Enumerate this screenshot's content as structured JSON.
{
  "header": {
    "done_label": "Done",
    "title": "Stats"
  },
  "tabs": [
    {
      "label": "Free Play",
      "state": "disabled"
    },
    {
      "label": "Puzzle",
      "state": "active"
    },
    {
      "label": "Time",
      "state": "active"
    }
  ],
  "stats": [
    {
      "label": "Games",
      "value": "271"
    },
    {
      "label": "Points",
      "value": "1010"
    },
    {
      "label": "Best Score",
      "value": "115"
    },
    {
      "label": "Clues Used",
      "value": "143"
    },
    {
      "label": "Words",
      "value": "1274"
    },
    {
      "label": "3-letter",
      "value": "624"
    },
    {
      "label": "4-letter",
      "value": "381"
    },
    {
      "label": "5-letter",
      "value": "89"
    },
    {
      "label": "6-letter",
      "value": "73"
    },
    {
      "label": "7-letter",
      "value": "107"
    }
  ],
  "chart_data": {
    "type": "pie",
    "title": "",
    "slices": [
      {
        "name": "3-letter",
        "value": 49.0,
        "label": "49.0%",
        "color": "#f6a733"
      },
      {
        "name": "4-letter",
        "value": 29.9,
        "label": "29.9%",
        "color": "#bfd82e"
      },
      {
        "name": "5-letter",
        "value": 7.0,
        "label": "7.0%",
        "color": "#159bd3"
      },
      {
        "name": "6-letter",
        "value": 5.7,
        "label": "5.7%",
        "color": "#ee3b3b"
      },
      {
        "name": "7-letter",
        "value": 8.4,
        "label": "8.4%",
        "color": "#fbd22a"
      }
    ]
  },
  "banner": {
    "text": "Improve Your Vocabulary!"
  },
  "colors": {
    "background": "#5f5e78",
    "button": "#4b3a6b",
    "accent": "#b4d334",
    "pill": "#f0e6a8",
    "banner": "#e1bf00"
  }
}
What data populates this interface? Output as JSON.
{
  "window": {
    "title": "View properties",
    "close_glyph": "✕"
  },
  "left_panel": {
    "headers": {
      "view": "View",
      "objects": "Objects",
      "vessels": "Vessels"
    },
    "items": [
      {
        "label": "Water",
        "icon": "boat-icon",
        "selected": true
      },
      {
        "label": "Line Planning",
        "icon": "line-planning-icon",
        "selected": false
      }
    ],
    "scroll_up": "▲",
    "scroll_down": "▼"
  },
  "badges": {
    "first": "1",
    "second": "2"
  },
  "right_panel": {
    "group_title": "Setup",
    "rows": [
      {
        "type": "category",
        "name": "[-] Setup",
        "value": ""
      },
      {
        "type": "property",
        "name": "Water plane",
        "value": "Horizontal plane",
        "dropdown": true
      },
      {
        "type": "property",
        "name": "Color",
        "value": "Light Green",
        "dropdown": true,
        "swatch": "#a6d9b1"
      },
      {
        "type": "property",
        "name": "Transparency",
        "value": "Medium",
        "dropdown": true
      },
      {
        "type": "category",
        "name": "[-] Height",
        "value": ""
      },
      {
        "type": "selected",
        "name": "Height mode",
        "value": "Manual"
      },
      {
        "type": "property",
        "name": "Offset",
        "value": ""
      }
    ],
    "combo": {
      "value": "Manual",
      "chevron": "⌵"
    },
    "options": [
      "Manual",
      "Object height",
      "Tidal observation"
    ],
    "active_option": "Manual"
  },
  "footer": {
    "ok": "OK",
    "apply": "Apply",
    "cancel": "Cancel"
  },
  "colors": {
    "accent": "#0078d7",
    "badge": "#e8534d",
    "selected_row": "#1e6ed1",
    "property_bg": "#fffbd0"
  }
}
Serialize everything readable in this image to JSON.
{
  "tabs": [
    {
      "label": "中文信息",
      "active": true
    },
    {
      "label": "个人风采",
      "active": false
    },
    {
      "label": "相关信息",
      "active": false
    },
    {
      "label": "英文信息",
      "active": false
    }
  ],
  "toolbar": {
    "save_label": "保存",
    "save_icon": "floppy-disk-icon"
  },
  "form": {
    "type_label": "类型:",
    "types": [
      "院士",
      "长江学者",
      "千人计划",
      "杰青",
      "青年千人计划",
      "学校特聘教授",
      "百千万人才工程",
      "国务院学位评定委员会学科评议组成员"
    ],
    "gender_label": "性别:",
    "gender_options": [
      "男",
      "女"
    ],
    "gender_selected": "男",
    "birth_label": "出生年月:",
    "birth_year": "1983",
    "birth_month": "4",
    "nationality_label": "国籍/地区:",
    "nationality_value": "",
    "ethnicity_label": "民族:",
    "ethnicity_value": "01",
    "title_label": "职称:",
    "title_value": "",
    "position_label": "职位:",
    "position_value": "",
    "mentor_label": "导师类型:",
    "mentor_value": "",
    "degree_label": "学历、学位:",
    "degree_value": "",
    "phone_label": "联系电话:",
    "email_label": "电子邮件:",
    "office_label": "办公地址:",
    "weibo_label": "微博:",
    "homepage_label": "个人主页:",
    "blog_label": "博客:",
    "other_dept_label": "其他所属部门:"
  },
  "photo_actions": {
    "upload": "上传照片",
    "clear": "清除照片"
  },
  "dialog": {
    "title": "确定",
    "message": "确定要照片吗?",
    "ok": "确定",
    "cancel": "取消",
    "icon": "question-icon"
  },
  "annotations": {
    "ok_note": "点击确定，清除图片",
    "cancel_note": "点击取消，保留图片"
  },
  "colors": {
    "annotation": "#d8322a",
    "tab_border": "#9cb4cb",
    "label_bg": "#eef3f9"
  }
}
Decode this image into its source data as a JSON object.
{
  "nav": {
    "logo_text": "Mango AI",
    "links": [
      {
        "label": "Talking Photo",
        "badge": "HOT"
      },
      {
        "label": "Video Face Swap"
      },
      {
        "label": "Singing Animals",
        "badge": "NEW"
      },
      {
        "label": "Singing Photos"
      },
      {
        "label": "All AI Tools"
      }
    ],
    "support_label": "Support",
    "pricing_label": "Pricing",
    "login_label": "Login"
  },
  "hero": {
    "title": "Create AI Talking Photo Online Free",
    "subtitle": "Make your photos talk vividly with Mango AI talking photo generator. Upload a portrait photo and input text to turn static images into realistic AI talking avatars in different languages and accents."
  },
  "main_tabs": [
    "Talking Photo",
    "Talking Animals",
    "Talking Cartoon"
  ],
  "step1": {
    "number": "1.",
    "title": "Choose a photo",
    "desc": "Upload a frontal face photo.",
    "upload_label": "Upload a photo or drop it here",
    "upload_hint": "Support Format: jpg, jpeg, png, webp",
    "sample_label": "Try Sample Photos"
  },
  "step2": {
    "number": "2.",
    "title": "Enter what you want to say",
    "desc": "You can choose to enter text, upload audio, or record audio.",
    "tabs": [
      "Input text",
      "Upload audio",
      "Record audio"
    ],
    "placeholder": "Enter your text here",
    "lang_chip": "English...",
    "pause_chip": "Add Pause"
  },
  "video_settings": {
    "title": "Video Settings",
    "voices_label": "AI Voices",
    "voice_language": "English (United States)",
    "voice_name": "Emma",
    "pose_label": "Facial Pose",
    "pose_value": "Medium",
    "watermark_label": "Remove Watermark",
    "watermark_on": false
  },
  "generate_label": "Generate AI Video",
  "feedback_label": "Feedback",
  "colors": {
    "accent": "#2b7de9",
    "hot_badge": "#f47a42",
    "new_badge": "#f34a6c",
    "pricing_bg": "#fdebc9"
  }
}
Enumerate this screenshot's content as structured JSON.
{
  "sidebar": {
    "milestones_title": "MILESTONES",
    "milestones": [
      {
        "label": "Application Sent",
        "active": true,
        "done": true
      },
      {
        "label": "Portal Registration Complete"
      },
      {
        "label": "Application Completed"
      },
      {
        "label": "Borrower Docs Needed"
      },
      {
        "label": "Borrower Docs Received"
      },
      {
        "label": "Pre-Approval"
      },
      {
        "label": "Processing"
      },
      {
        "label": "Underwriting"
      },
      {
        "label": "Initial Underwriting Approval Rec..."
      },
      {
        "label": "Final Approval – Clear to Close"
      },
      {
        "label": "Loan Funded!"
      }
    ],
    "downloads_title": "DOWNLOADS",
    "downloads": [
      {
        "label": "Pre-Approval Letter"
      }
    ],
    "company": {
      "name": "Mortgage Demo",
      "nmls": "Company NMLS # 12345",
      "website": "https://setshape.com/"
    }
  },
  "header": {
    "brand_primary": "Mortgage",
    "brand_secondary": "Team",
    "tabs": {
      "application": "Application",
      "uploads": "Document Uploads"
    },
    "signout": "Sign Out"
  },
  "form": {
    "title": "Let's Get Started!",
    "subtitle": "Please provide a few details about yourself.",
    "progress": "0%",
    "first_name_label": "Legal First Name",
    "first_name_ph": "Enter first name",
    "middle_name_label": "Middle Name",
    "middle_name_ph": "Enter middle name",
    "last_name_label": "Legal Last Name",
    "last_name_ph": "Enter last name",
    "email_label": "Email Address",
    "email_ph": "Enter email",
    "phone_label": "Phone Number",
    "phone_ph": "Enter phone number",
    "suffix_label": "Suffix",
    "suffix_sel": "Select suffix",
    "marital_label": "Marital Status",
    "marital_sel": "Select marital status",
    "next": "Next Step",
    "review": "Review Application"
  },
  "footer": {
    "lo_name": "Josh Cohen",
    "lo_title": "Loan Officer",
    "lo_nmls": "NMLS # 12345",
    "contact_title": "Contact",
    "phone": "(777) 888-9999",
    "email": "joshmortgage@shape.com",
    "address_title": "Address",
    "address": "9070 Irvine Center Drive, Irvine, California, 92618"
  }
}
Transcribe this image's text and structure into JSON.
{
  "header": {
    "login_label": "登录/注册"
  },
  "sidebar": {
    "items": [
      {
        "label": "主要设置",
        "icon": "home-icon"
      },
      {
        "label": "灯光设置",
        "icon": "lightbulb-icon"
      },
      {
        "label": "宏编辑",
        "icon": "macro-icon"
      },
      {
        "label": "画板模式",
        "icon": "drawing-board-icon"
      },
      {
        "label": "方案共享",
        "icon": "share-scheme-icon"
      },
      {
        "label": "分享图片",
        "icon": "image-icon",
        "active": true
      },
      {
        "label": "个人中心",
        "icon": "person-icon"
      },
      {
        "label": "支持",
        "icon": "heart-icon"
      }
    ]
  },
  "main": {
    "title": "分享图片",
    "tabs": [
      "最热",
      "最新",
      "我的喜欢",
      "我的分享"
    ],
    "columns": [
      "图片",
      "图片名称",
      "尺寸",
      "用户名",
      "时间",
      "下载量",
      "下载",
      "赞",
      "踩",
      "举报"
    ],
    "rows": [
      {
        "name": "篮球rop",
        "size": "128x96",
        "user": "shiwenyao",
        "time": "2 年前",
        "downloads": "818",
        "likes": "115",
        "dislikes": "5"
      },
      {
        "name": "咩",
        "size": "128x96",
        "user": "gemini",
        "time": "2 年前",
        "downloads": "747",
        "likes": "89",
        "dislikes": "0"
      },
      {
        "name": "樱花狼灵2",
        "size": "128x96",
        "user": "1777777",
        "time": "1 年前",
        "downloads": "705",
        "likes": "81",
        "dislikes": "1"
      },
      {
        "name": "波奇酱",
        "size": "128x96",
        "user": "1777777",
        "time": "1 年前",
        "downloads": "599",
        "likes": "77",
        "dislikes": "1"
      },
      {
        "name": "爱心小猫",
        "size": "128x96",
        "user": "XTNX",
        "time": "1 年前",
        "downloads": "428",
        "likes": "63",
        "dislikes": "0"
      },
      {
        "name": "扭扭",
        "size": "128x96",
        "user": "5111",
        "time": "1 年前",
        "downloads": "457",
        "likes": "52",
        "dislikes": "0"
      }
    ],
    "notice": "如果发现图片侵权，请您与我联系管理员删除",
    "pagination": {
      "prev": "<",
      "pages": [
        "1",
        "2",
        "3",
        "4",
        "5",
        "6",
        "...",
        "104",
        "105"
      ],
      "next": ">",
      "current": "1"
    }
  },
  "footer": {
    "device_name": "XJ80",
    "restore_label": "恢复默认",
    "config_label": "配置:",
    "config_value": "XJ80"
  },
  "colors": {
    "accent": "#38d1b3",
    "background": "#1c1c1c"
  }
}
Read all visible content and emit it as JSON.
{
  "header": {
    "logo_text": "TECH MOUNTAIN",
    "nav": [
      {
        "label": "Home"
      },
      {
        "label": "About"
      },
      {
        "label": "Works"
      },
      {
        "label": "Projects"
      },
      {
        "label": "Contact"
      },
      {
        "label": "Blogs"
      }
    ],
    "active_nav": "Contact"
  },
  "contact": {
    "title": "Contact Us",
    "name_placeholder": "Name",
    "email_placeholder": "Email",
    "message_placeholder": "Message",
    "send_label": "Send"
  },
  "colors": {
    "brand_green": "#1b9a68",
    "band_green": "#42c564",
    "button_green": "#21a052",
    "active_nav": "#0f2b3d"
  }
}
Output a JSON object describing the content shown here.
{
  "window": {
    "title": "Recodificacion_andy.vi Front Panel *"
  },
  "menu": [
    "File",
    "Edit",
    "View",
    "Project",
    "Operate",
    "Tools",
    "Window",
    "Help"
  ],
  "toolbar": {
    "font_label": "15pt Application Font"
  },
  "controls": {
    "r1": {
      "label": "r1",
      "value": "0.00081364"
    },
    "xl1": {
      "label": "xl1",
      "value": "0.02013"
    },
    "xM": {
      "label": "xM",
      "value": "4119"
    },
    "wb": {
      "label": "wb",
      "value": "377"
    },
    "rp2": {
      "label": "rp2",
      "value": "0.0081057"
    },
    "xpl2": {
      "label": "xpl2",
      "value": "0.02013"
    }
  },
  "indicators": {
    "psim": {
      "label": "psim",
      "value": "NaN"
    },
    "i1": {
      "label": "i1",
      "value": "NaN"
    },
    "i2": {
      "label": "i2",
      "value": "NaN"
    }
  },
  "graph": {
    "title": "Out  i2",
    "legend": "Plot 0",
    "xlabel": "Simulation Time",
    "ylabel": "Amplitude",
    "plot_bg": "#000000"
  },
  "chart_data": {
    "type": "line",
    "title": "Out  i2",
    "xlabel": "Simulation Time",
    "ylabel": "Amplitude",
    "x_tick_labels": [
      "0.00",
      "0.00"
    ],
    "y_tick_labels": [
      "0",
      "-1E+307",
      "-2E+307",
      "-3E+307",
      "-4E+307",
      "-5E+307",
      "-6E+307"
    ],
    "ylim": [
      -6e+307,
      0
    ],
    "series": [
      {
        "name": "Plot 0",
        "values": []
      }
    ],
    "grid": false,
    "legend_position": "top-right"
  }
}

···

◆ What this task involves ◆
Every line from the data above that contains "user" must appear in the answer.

◆ Answer ◆
        "user": "shiwenyao",
        "user": "gemini",
        "user": "1777777",
        "user": "1777777",
        "user": "XTNX",
        "user": "5111",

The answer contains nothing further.